Parents are being advised not to rush children to the emergency room with a common cold, but should be on the lookout for symptoms like headache, high fever and no energy.

Until more questions can be answered about this flu and it's effect on children, the CDC is reminding parents to employ simple prevention methods like: wash hands, wash toys, stay home when you're sick.

The CDC plans to watch flu complications among children closely. Flu and its complications are the sixth-leading cause of death nationally among children age 4 and younger, according to the CDC.

In many cities, schools have shut down. Emergency rooms have been filled with sick children. And doctors' offices have been forced to turn away droves of people seeking flu shots.

Some experts predict this year's death toll easily could surpass the annual average of 36,000.

Health officials are unsure why the outbreak has hit so early, why it has caused so many problems — particularly in the West — and why it seems to be so lethal in children.

States are not required to track the number of flu cases, so the exact total is not clear.

Many cases are never classified as the flu, but doctors say they are seeing a clear increase this year.

"If it were me, I'd be on the phone to your doctor, calling around to see if you could find some" vaccine, said Dr. Randall Todd, Nevada's epidemiologist.

Nearly the entire western half of the country — California being the major exception — is now considered to have widespread flu. Last week, 13 states had widespread outbreaks.

Health and Human Services Secretary Tommy Thompson said the government had arranged for 100,000 doses of adult vaccine to be shipped from Aventis Pasteur immediately and distributed based on each state's population. In addition, 150,000 doses of children's vaccine are expected to be shipped to the states by January.

The nation's two producers of flu shots reported last week that they had shipped their entire supply of about 80 million doses. However, Aventis had set aside 250,000 doses at the CDC's request last week when it became clear that shortages might develop.

Bianka Ortega, receptionist for After Hours Pediatrics in Las Vegas, has been turning away frustrated parents. The office does have flu vaccines left, but they are reserved for poor patients.

She said parents have been getting "a little bit irate."

"If you can't get the vaccine, it's also very important to remember that people should stay home when they're sick, not go out into an environment where they might spread flu to somebody else and do the common sense things like keep their hands clean and exercise good respiratory hygiene, cover your mouth and nose when you sneeze or cough and that will help protect others as well," said Gerberding.

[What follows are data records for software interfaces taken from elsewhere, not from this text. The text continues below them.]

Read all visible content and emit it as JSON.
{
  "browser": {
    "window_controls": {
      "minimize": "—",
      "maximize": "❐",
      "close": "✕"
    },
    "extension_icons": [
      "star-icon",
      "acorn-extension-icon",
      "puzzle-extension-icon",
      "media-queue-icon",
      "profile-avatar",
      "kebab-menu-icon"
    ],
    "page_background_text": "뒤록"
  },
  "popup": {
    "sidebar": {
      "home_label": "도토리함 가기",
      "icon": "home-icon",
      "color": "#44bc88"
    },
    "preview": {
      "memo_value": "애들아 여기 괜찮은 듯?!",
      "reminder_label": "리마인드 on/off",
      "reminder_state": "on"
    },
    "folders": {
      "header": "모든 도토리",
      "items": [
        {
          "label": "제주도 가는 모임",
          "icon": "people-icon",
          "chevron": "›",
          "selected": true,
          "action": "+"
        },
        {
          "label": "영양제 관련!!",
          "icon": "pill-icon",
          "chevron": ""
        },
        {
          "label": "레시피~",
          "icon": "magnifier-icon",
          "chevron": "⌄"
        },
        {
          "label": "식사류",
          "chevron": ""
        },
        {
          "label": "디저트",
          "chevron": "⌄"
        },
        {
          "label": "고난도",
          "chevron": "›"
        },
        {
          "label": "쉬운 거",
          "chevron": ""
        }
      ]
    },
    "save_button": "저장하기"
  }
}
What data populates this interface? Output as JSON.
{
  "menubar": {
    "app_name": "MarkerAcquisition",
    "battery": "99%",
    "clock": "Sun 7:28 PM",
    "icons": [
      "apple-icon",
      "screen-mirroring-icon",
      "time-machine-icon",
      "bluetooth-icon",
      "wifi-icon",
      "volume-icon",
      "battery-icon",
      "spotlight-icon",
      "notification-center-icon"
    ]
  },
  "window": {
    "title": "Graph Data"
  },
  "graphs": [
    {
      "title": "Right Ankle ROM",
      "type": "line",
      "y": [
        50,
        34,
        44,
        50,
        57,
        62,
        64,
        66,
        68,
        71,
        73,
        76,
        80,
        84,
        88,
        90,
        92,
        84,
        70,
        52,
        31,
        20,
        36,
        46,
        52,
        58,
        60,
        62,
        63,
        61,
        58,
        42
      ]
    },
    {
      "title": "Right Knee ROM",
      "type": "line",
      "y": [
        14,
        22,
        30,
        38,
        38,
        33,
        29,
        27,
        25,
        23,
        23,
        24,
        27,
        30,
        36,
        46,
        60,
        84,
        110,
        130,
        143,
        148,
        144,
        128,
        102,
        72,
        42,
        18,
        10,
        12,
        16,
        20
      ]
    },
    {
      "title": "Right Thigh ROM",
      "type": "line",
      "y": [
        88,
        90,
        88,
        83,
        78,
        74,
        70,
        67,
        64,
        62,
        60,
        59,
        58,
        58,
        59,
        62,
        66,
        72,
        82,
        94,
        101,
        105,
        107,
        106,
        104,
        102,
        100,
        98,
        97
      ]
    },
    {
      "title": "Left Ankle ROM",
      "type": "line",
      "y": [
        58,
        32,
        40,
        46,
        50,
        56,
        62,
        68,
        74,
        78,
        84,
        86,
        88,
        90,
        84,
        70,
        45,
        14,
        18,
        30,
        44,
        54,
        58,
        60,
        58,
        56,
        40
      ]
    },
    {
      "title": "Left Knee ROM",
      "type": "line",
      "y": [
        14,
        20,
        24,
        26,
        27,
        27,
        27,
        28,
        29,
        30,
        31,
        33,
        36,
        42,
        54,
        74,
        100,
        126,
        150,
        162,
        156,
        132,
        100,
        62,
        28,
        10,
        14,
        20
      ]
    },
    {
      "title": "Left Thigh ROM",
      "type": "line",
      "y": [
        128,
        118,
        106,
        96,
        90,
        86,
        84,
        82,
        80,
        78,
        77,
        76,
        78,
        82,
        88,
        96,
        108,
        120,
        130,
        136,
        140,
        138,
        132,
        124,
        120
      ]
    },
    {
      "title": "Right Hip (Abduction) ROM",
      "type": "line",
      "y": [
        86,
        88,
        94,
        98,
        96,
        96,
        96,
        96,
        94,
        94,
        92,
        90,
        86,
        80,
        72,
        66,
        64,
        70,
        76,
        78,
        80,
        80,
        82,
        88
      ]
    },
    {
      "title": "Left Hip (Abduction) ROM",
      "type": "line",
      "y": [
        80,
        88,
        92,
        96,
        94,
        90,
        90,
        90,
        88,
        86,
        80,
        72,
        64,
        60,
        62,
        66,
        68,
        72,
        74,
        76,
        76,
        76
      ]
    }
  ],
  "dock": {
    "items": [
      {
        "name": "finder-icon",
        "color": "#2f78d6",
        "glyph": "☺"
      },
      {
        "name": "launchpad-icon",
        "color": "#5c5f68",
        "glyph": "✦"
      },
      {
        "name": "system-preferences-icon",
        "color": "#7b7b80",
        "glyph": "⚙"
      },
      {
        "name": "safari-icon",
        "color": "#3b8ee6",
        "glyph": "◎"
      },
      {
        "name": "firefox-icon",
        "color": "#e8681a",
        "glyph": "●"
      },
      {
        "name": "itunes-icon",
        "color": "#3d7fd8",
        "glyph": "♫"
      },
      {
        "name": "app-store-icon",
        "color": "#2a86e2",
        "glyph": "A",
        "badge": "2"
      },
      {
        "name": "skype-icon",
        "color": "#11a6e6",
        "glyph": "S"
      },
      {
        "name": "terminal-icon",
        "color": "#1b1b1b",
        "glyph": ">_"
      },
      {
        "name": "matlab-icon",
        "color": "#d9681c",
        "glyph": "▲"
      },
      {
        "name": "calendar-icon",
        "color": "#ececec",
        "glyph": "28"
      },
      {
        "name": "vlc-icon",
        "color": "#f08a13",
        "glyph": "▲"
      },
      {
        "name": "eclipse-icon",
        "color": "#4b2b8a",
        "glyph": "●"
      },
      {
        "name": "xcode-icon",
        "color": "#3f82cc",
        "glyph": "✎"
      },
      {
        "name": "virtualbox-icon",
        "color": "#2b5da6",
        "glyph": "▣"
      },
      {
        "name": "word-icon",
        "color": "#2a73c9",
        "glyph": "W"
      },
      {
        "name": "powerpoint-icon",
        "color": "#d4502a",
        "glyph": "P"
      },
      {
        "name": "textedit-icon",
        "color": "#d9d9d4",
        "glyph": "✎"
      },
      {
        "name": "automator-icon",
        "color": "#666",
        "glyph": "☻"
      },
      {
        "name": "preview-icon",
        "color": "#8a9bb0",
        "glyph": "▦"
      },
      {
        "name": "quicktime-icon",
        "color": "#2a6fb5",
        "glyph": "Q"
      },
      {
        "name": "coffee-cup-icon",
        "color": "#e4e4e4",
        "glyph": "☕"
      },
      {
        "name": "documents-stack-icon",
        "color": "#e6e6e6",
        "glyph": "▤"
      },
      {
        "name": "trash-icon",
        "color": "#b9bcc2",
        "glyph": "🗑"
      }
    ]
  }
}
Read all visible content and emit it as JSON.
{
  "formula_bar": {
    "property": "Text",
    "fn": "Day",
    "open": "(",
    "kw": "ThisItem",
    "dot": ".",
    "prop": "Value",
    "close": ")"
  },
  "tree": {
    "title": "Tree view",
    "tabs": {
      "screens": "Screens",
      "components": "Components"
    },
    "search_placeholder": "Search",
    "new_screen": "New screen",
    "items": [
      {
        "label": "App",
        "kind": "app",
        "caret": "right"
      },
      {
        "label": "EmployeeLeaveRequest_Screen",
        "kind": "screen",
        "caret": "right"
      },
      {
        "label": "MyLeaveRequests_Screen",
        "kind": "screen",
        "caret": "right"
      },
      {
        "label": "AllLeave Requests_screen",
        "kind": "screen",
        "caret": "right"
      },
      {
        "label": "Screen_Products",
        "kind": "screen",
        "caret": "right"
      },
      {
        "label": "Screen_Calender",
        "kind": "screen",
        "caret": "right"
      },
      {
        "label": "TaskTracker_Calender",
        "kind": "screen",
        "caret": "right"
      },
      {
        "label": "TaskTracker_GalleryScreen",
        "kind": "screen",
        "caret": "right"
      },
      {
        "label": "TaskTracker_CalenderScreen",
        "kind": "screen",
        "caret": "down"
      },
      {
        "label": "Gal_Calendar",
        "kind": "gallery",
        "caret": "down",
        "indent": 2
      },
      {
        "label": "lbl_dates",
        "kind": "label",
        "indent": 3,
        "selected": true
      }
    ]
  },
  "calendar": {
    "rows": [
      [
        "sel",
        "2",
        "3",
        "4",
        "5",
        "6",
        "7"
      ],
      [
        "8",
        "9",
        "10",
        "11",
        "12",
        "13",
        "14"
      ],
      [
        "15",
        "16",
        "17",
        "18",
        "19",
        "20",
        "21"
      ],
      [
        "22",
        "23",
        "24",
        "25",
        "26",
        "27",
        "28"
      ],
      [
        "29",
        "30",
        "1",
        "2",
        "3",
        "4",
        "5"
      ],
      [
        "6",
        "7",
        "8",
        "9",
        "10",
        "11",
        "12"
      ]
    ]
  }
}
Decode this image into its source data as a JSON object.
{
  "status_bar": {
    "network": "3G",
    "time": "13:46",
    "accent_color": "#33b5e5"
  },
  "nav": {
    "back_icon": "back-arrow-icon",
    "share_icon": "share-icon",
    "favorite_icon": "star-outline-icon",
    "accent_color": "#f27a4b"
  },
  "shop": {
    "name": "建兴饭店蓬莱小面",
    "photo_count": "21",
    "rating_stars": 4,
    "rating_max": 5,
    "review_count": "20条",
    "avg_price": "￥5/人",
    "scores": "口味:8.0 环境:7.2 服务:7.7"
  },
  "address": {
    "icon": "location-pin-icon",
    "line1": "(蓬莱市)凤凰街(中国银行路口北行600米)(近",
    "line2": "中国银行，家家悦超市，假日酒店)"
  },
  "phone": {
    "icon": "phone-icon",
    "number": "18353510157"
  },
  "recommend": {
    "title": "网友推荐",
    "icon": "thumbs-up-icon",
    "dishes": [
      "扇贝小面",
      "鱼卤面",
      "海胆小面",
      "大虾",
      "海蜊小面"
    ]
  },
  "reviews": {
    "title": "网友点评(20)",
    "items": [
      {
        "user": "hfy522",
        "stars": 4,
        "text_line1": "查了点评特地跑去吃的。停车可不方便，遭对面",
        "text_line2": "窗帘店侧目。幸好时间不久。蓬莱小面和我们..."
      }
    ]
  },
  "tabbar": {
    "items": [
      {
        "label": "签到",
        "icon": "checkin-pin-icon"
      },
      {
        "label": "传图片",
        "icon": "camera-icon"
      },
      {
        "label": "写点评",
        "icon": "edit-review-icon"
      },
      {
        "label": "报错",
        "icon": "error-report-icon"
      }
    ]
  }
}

In Colorado, the good news is that the outbreak appears to be on its way out. State health officials said the flu has reached its peak in the Denver area.

"We were certainly inundated with tons of patients" in the last few weeks, said Allison Hamm, spokeswoman for Denver Health Medical Center. "It has certainly slowed down significantly."

One of the hardest hit communities was Malad, Idaho, a town of about 2,000 people near the Utah state line that virtually shut down in the past week because so many people were ill. Church services and Christmas programs were canceled, as was the wrestling match and drill team show. Even Santa had to postpone his visit with the children.

Despite the severity of the early outbreak, health experts are not ready to predict just how bad the flu season will be. The season still may peak as early as December, rather than February, which is the norm.

As for why the West is having the most cases, experts aren't sure, though a second flu death was confirmed today in New Mexico.

"I don't have an explanation," said Lisa Jackson, an epidemiologist with the University of Washington. "I don't know if that's just a chance thing or what's going on this year."